**OPS may have limitations, but let’s be honest – without it, we’d have to actually watch games to know which players are good.**

## Conclusion: OPS as a valuable statistic

**OPS**, or On-Base Plus Slugging, is a baseball statistic that evaluates a player’s offensive production. It combines the player’s on-base percentage and slugging percentage. High OPS scores usually mean a player is a great run producer for their team.

*OPS is great for evaluating players over a season or career. It takes into account both the quantity and quality of hits. It can also compare players across different eras or ballparks, accounting for external variables.*

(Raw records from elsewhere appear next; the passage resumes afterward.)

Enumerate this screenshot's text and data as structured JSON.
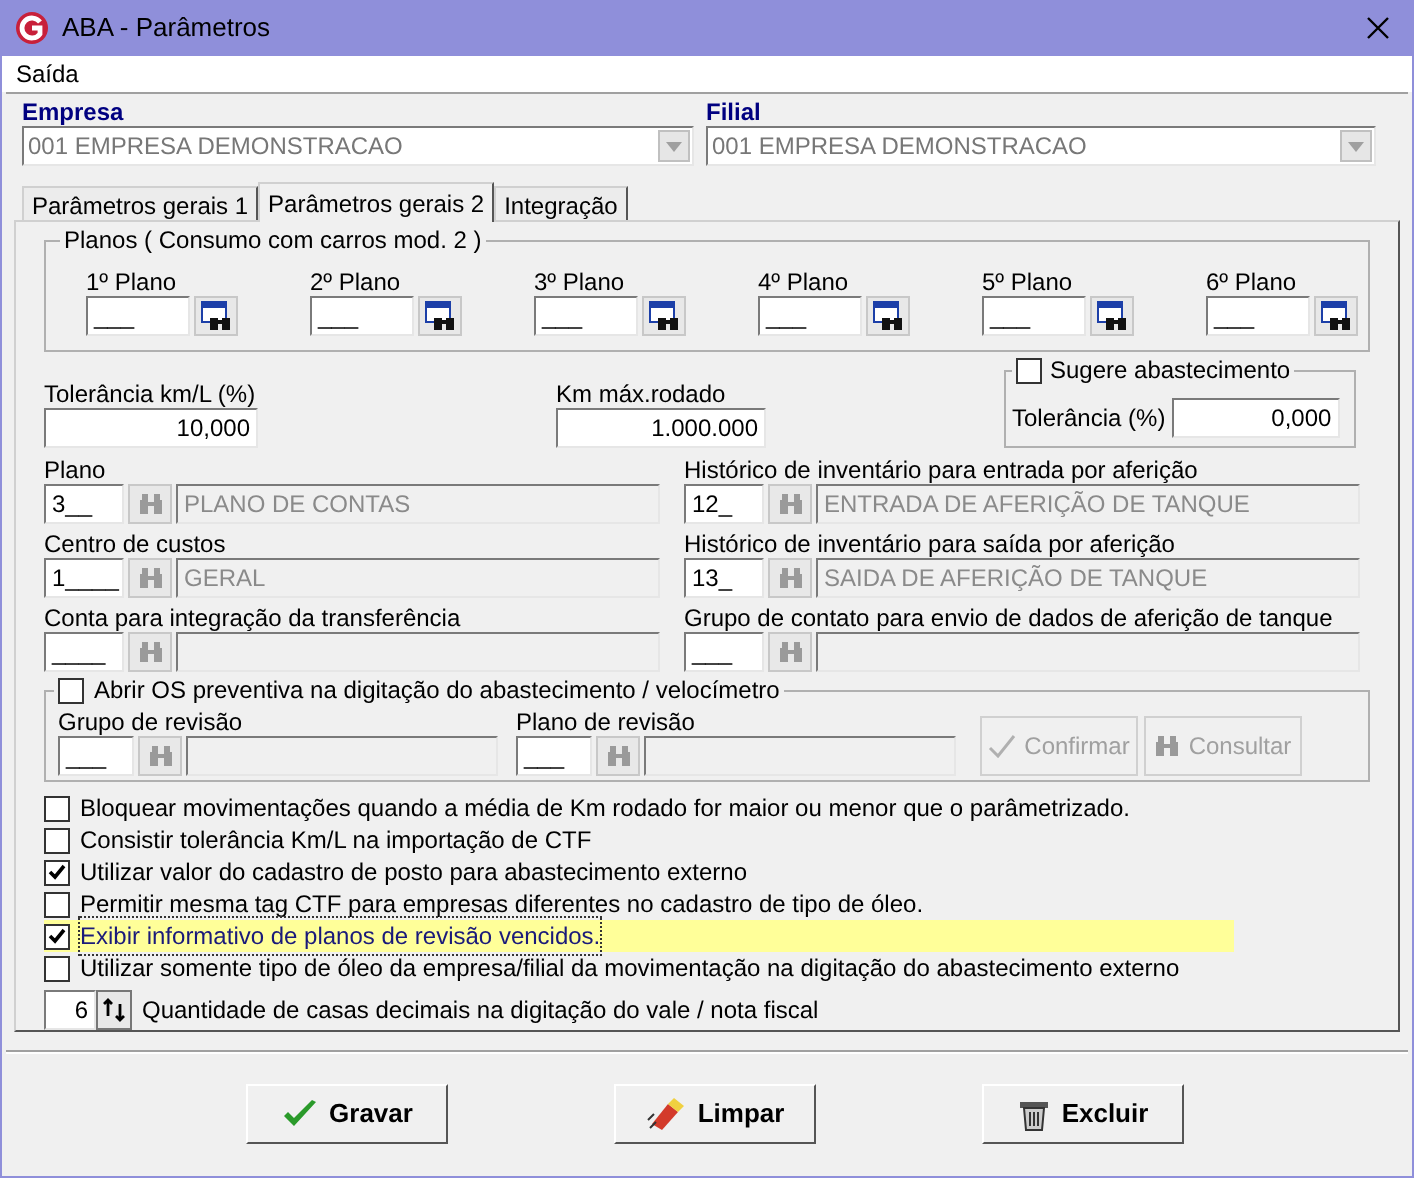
{
  "window": {
    "title": "ABA - Parâmetros"
  },
  "menu": [
    "Saída"
  ],
  "empresa": {
    "label": "Empresa",
    "value": "001 EMPRESA DEMONSTRACAO",
    "disabled": true
  },
  "filial": {
    "label": "Filial",
    "value": "001 EMPRESA DEMONSTRACAO",
    "disabled": true
  },
  "tabs": [
    {
      "label": "Parâmetros gerais 1",
      "selected": false
    },
    {
      "label": "Parâmetros gerais 2",
      "selected": true
    },
    {
      "label": "Integração",
      "selected": false
    }
  ],
  "planos": {
    "title": "Planos ( Consumo com carros mod. 2 )",
    "items": [
      {
        "label": "1º Plano",
        "value": "___"
      },
      {
        "label": "2º Plano",
        "value": "___"
      },
      {
        "label": "3º Plano",
        "value": "___"
      },
      {
        "label": "4º Plano",
        "value": "___"
      },
      {
        "label": "5º Plano",
        "value": "___"
      },
      {
        "label": "6º Plano",
        "value": "___"
      }
    ]
  },
  "tolerancia": {
    "label": "Tolerância km/L (%)",
    "value": "10,000"
  },
  "km_max": {
    "label": "Km máx.rodado",
    "value": "1.000.000"
  },
  "sugere": {
    "label": "Sugere abastecimento",
    "checked": false,
    "tolerance_label": "Tolerância (%)",
    "tolerance_value": "0,000"
  },
  "lookups": [
    {
      "label": "Plano",
      "code": "3__",
      "description": "PLANO DE CONTAS"
    },
    {
      "label": "Histórico de inventário para entrada por aferição",
      "code": "12_",
      "description": "ENTRADA DE AFERIÇÃO DE TANQUE"
    },
    {
      "label": "Centro de custos",
      "code": "1____",
      "description": "GERAL"
    },
    {
      "label": "Histórico de inventário para saída por aferição",
      "code": "13_",
      "description": "SAIDA DE AFERIÇÃO DE TANQUE"
    },
    {
      "label": "Conta para integração da transferência",
      "code": "____"
    },
    {
      "label": "Grupo de contato para envio de dados de aferição de tanque",
      "code": "___"
    }
  ],
  "os_preventiva": {
    "label": "Abrir OS preventiva na digitação do abastecimento / velocímetro",
    "checked": false,
    "fields": [
      {
        "label": "Grupo de revisão",
        "code": "___"
      },
      {
        "label": "Plano de revisão",
        "code": "___"
      }
    ],
    "buttons": [
      {
        "label": "Confirmar",
        "kind": "confirm",
        "disabled": true
      },
      {
        "label": "Consultar",
        "kind": "search",
        "disabled": true
      }
    ]
  },
  "options": [
    {
      "label": "Bloquear movimentações quando a média de Km rodado for maior ou menor que o parâmetrizado.",
      "checked": false,
      "highlighted": false
    },
    {
      "label": "Consistir tolerância Km/L na importação de CTF",
      "checked": false,
      "highlighted": false
    },
    {
      "label": "Utilizar valor do cadastro de posto para abastecimento externo",
      "checked": true,
      "highlighted": false
    },
    {
      "label": "Permitir mesma tag CTF para empresas diferentes no cadastro de tipo de óleo.",
      "checked": false,
      "highlighted": false
    },
    {
      "label": "Exibir informativo de planos de revisão vencidos.",
      "checked": true,
      "highlighted": true
    },
    {
      "label": "Utilizar somente tipo de óleo da empresa/filial da movimentação na digitação do abastecimento externo",
      "checked": false,
      "highlighted": false
    }
  ],
  "decimals": {
    "value": "6",
    "label": "Quantidade de casas decimais na digitação do vale / nota fiscal"
  },
  "buttons": [
    {
      "label": "Gravar",
      "kind": "save"
    },
    {
      "label": "Limpar",
      "kind": "clear"
    },
    {
      "label": "Excluir",
      "kind": "delete"
    }
  ]
}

**OPS has its limitations**, such as not considering stolen bases or situational hitting. However, it is still an important tool to measure offensive contributions in baseball. Developing familiarity with OPS is essential for those who want to understand baseball statistics and evaluate players better. **Don’t miss out on its benefits!**

## Frequently Asked Questions

1. What does “OPS” stand for in baseball statistics?

“OPS” stands for “On-base Plus Slugging,” which is a statistic used to measure a player’s overall offensive performance.

2. How is OPS calculated?

OPS is calculated by adding a player’s on-base percentage (OBP) and slugging percentage (SLG). The formula is: OPS = OBP + SLG.

3. What is a good OPS?

Generally, an OPS of .800 or higher is considered very good, while an OPS of .900 or higher is excellent. However, it also depends on the position a player plays and the ballpark they play in.

4. How does OPS compare to other baseball statistics?

OPS takes into account a player’s ability to get on base as well as their power, making it a more comprehensive statistic than either OBP or SLG alone. However, it is not a perfect measure of a player’s offensive value and should be used in conjunction with other statistics.

5. Who has the highest OPS in baseball history?

Babe Ruth holds the record for the highest career OPS in MLB history, with a career OPS of 1.163.

6. Do all baseball fans and analysts use OPS?

No, not all baseball fans and analysts use OPS as a measure of a player’s offensive performance. Some prefer other statistics, such as weighted runs created plus (wRC+), which aims to adjust for external factors such as ballpark effects and league-wide scoring levels.